A TT Interview With Prisons Expert Michele Deitch

The jail conditions expert and professor at the University of Texas' LBJ School of Public Affairs on why maintaining treatment programs that keep offenders in their communities and reducing some of the harsh, long-term jail sentences often doled out in Texas' notoriously tough criminal justice system could be more cost-efficient and allow Texas to close prisons.

Loopholes Allow Cockfighting to Thrive

A rooster that was euthanized because it was severely injured during a forced fight at a southeast Dallas cockfighting ring that police busted Oct. 18.
A rooster that was euthanized because it was severely injured during a forced fight at a southeast Dallas cockfighting ring that police busted Oct. 18.

Cockfighting in Texas has been illegal for decades, but a lengthy Humane Society investigation uncovered more than a dozen active rings throughout the state. What's not illegal is raising fighting game cocks, attending a cockfight or possessing paraphernalia related to cock fights — such as gaffs, the razor blades owners strap to the birds' legs to make them even more lethal. Animal rights activists came close in the last legislative session to getting such activities criminalized, which they say is critical to putting an end to cockfighting. They plan to try again next year. 

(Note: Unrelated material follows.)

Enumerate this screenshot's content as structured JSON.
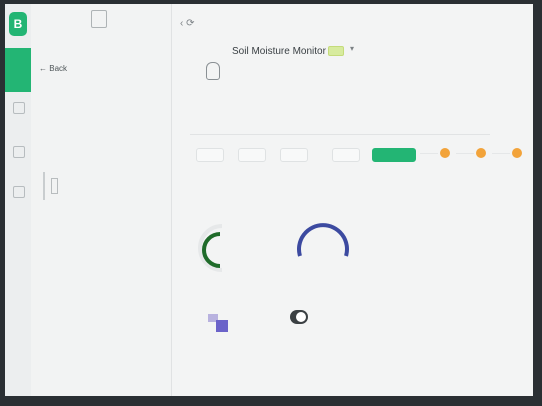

Per National Trend, Perry Stingy With Pardons

Gov. Rick Perry in an interview with Tribune CEO and Editor-in-Chief Evan Smith
Gov. Rick Perry in an interview with Tribune CEO and Editor-in-Chief Evan Smith

Pardoning has become a holiday tradition for governors and the president, who each year choose a fortunate few whose criminal records will get wiped clean. But experts say state and national leaders are granting fewer pardons these days — and doing it in a way that undermines a critical criminal justice process that allows rehabilitated offenders to lead normal lives. Gov. Rick Perry, for example, has granted only about 180 pardons since 2001. By contrast, Bill Clements issued more than 800 pardons during his eight-year tenure, while Mark White issued nearly 500 in four years.

Budget Woes May Close More Texas Youth Facilities

Lawmakers, bureaucrats and criminal justice advocates all agree that the state’s trouble-ridden Texas Youth Commission ought to close down two of its correctional facilities. Like other state agencies, TYC has been asked to cut its budget for the next biennium by 10 percent, or $40 million. But no one at TYC is saying which lockups should get shuttered. “They don’t want to bite that bullet and show leadership,” says state Sen. John Whitmire, D-Houston.

Hispanic Farmers Call Settlement Offer Inadequate

Victor Elizando and Noe Obregon rest in the shade during a visit to the farmland Obregon used to tend before the USDA's discriminatory loan practices put him out of business.
Victor Elizando and Noe Obregon rest in the shade during a visit to the farmland Obregon used to tend before the USDA's discriminatory loan practices put him out of business.

A decade after Hispanic farmers in Texas and other states sued the USDA, alleging discrimination in the awarding of loans and other federal benefits to minorities, the government has tendered a settlement offer. The plaintiffs think it's laughable.

Judge to Rule on Death Penalty Constitutionality

Harris County District Judge Kevin Fine is set to hold a hearing Monday in the case of John Edward Green, who is charged with fatally shooting a Houston woman during a robbery in June 2008. Green’s attorneys and capital punishment opponents want Fine to find that prosecutors can’t seek the death penalty because the way we administer it in Texas is unconstitutional. “The current system is profoundly and fundamentally flawed from top to bottom,” says Andrea Keilen, executive director of the Texas Defender Service. Prosecutors counter that the ruling should be made by higher courts, not a trial judge.